Scientists discover new brain cell not found in lab animals
Researchers have discovered a new kind of brain cell that may be unique to humans and primates.
A team of scientists from the Allen Institute for Brain Science dubbed the newly discovered brain cells “rosehip neurons,” on account of their appearance that resembled a rose after all the petals had fallen out, according to a statement.
The study was published in the journal Nature Neuroscience and can be viewed in this link.
Rosehip neurons belong to the inhibitory type of neurons, which are designed to regulate neuron activity in the brain.

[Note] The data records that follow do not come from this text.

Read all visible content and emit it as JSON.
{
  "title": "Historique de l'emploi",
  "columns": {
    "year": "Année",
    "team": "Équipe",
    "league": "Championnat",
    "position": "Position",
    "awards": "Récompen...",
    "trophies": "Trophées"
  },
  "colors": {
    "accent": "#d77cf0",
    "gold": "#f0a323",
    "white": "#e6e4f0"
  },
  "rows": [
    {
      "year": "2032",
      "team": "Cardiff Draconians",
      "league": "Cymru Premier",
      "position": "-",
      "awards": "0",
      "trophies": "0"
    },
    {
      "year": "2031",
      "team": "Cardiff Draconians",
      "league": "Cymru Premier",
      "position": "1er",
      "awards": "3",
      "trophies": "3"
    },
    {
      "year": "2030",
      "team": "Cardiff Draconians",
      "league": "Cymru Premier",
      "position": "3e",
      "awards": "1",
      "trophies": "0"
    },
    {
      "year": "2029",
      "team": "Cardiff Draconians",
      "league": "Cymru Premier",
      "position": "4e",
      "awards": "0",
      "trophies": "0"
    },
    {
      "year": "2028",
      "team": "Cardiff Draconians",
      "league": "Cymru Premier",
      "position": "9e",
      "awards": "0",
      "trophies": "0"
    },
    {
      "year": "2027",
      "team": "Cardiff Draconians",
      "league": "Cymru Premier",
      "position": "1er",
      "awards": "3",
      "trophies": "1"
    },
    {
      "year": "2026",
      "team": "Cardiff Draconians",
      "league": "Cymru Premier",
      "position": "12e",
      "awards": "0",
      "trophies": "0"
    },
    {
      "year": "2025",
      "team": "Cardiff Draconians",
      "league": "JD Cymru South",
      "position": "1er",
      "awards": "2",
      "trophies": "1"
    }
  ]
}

Excitatory neurons, on the other hand, are responsible for sending information and all the brain activities.
The team co-led by Dr. Gábor Tamás, a neuroscientist at the University of Szeged in Szeged, Hungary, and Dr. Ed Lein, an Allen Institute for Brain Science investigator, realized that the rosehip neurons could not be found in laboratory mice. Their study suggested this may be one of the reasons it is difficult to model human brain diseases in lab animals. However, the scientists have yet to fully understand the role that rosehip neurons play in the human brain.

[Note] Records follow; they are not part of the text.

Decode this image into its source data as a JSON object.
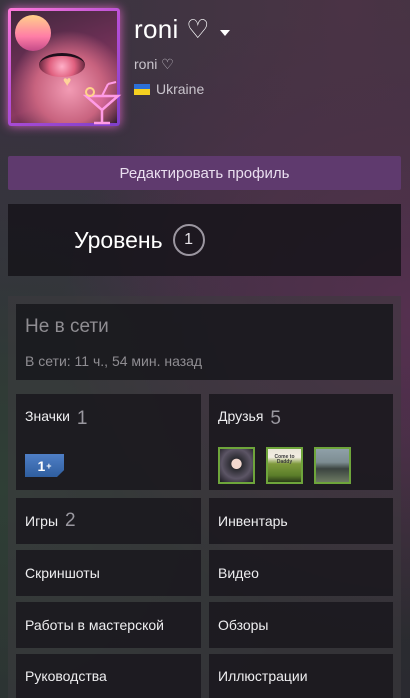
{
  "colors": {
    "accent": "#5f3a6e",
    "online_frame": "#6ea53b",
    "avatar_glow": "#ff6edc"
  },
  "profile": {
    "username": "roni ♡",
    "real_name": "roni ♡",
    "country": "Ukraine",
    "avatar_icon": "cocktail-icon",
    "flag_icon": "ukraine-flag-icon"
  },
  "actions": {
    "edit_profile": "Редактировать профиль"
  },
  "level": {
    "label": "Уровень",
    "value": "1"
  },
  "status": {
    "title": "Не в сети",
    "last_seen": "В сети: 11 ч., 54 мин. назад"
  },
  "sections": {
    "badges": {
      "label": "Значки",
      "count": "1",
      "badge_text": "1",
      "badge_sup": "+"
    },
    "friends": {
      "label": "Друзья",
      "count": "5",
      "avatar2_caption": "Come to Daddy"
    },
    "games": {
      "label": "Игры",
      "count": "2"
    },
    "inventory": {
      "label": "Инвентарь"
    },
    "screenshots": {
      "label": "Скриншоты"
    },
    "videos": {
      "label": "Видео"
    },
    "workshop": {
      "label": "Работы в мастерской"
    },
    "reviews": {
      "label": "Обзоры"
    },
    "guides": {
      "label": "Руководства"
    },
    "artwork": {
      "label": "Иллюстрации"
    }
  }
}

To gain further understanding, the team planned to examine postmortem brains of people with neuropsychiatric diseases to see if the specialized rosehip neurons could be modified to find cures. /ra
Subscribe to INQUIRER PLUS to get access to The Philippine Daily Inquirer & other 70+ titles, share up to 5 gadgets, listen to the news, download as early as 4am & share articles on social media. Call 896 6000.